I have long been a fan of Mourvedre (more-VEH-drah). In fact, I spent several weeks this summer in the epicenter of Mourvedre production…the South of France. Some think that this inky dark varietal may be native to this part of France so it’s no wonder that Mourvedre reaches rock-star status in this Mediterranean-kissed area.
Mourvedre is a meaty, full-bodied red wine. It is also a grape. Mourvedre is used in the South of France primarily as a blending varietal with Grenache and Syrah. The Mourvedre adds tannins and structure, along with flavors of dark red berries, spices like cinnamon and black pepper, and herbs such as thyme. The grape can also add a floral note, usually in the form of violets. Moreover, Mourvedre is second only to Syrah as the darkest colored wine.

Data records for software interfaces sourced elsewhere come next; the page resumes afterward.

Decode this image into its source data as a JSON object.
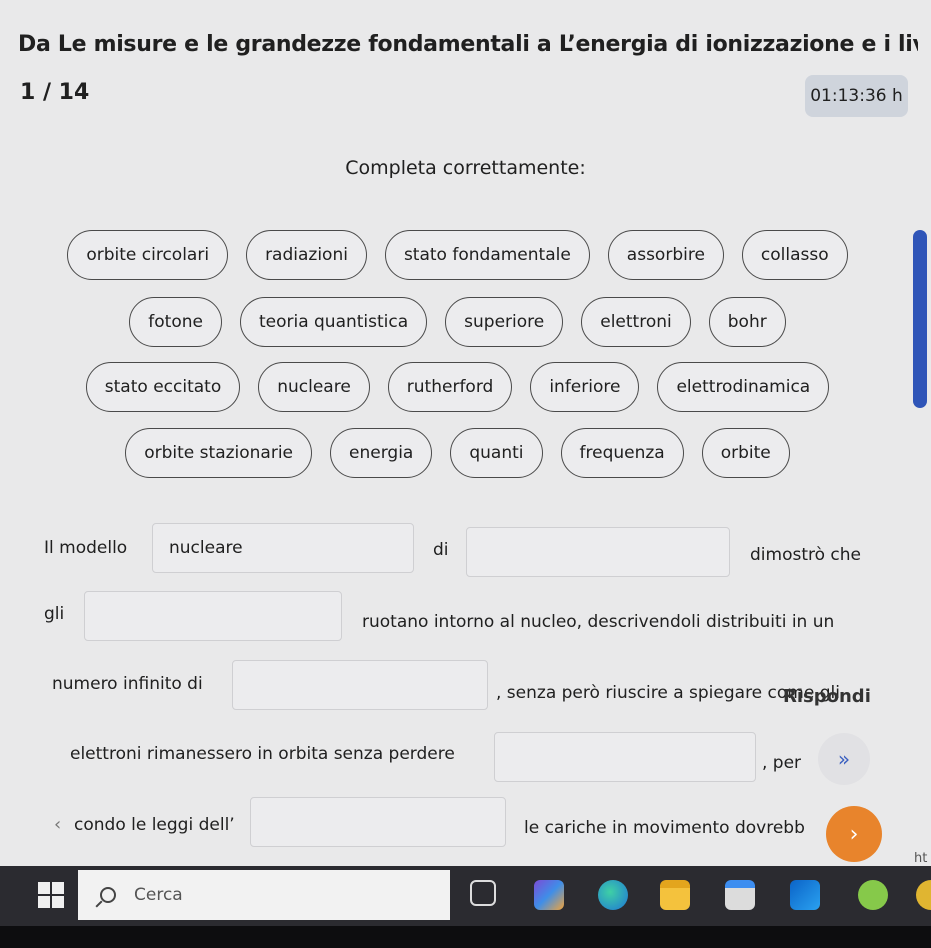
{
  "header": {
    "title": "Da Le misure e le grandezze fondamentali a L’energia di ionizzazione e i livelli en...",
    "counter": "1 / 14",
    "timer": "01:13:36 h"
  },
  "instruction": "Completa correttamente:",
  "chips": [
    [
      "orbite circolari",
      "radiazioni",
      "stato fondamentale",
      "assorbire",
      "collasso"
    ],
    [
      "fotone",
      "teoria quantistica",
      "superiore",
      "elettroni",
      "bohr"
    ],
    [
      "stato eccitato",
      "nucleare",
      "rutherford",
      "inferiore",
      "elettrodinamica"
    ],
    [
      "orbite stazionarie",
      "energia",
      "quanti",
      "frequenza",
      "orbite"
    ]
  ],
  "passage": {
    "t1": "Il modello",
    "b1": "nucleare",
    "t2": "di",
    "b2": "",
    "t3": "dimostrò che",
    "t4": "gli",
    "b3": "",
    "t5": "ruotano intorno al nucleo, descrivendoli distribuiti in un",
    "t6": "numero infinito di",
    "b4": "",
    "t7": ", senza però riuscire a spiegare come gli",
    "t8": "elettroni rimanessero in orbita senza perdere",
    "b5": "",
    "t9": ", per",
    "t10": "condo le leggi dell’",
    "b6": "",
    "t11": "le cariche in movimento dovrebb"
  },
  "controls": {
    "respond": "Rispondi",
    "chevron": "»",
    "next": "›",
    "prev": "‹"
  },
  "edge_fragment": "ht",
  "taskbar": {
    "search_label": "Cerca"
  },
  "colors": {
    "accent": "#2f55b8",
    "next_button": "#e8842c",
    "timer_bg": "#cfd4dc"
  }
}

If you’re a Cabernet lover you’ll probably find Mourvedre quite appealing. In the seaside Bandol area (not far from St Tropez), Mourvedre is produced as a 100% varietal. These wines can be killer. Domaine Tempier and Chateau Pibarnon are the perennial faves although their prices have escalated the last few years as these wines continue to become more popular.
Although Mourvedre is most known for making concentrated reds, there are also wonderful Rosés from the varietal being made in the South of France. Domaine Lafage Miraflors is a solid bet for less than $20. Tempier makes at outrageously good rendition but its price is double Lafage’s Miraflors at about $40.
Why not try something new this autumn?